_Task item_. Wherever a line below holds the word "Engineer", copy that line.

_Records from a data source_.
::::::::::

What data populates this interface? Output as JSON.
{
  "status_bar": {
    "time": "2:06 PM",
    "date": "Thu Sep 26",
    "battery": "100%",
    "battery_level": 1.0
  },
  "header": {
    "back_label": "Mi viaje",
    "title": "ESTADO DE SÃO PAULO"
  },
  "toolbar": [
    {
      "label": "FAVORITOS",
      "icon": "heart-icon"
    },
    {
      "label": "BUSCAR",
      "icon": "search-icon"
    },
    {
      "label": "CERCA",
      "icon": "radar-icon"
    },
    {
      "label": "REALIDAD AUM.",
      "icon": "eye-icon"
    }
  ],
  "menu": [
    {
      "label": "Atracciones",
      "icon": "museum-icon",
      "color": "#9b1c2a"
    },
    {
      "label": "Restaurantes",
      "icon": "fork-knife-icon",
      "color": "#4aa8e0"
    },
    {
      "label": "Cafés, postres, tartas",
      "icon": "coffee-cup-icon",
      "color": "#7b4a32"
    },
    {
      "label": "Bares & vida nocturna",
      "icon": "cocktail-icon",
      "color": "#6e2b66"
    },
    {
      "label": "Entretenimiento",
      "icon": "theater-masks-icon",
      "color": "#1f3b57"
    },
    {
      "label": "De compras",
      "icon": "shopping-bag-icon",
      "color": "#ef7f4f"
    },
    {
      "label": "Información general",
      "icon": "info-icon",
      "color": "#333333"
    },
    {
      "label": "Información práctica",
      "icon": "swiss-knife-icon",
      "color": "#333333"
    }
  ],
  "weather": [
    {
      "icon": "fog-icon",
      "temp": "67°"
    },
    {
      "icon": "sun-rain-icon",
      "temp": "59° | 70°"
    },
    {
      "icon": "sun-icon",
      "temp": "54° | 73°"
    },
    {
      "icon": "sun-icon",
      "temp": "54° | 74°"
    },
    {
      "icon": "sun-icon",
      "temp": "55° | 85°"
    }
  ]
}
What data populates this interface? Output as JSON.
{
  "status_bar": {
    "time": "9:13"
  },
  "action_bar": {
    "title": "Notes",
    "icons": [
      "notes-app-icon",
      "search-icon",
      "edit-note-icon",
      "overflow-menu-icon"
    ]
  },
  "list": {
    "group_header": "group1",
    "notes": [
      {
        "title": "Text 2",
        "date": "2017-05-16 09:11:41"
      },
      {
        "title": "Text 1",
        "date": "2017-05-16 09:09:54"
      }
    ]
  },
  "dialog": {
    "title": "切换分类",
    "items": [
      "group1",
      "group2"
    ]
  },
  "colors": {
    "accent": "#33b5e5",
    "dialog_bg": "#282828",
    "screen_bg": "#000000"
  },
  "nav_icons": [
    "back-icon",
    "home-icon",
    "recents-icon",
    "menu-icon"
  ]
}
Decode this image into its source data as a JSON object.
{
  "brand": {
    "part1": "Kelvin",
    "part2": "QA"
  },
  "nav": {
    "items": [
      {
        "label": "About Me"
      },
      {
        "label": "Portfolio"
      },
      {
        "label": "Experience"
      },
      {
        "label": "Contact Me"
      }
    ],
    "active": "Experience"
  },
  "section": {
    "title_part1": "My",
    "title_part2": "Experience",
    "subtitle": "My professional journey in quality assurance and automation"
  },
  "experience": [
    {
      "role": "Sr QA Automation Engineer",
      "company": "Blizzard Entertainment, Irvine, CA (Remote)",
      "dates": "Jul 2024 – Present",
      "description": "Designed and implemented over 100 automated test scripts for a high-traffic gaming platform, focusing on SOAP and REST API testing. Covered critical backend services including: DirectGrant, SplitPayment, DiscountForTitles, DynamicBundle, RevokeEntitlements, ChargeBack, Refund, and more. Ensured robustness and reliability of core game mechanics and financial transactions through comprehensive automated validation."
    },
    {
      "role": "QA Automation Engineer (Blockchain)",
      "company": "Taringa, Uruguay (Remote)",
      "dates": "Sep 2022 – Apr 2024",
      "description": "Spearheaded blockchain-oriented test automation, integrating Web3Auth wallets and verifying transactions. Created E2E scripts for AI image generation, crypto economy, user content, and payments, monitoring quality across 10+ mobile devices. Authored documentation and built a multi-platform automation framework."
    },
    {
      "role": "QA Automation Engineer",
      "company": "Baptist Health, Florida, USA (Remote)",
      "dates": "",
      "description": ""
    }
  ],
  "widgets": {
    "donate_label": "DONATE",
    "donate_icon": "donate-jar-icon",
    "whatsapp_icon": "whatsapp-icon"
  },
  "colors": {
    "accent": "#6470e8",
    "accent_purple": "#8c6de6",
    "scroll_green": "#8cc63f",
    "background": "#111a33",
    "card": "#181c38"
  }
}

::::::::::

_Answer space_.
      "role": "Sr QA Automation Engineer",
      "role": "QA Automation Engineer (Blockchain)",
      "role": "QA Automation Engineer",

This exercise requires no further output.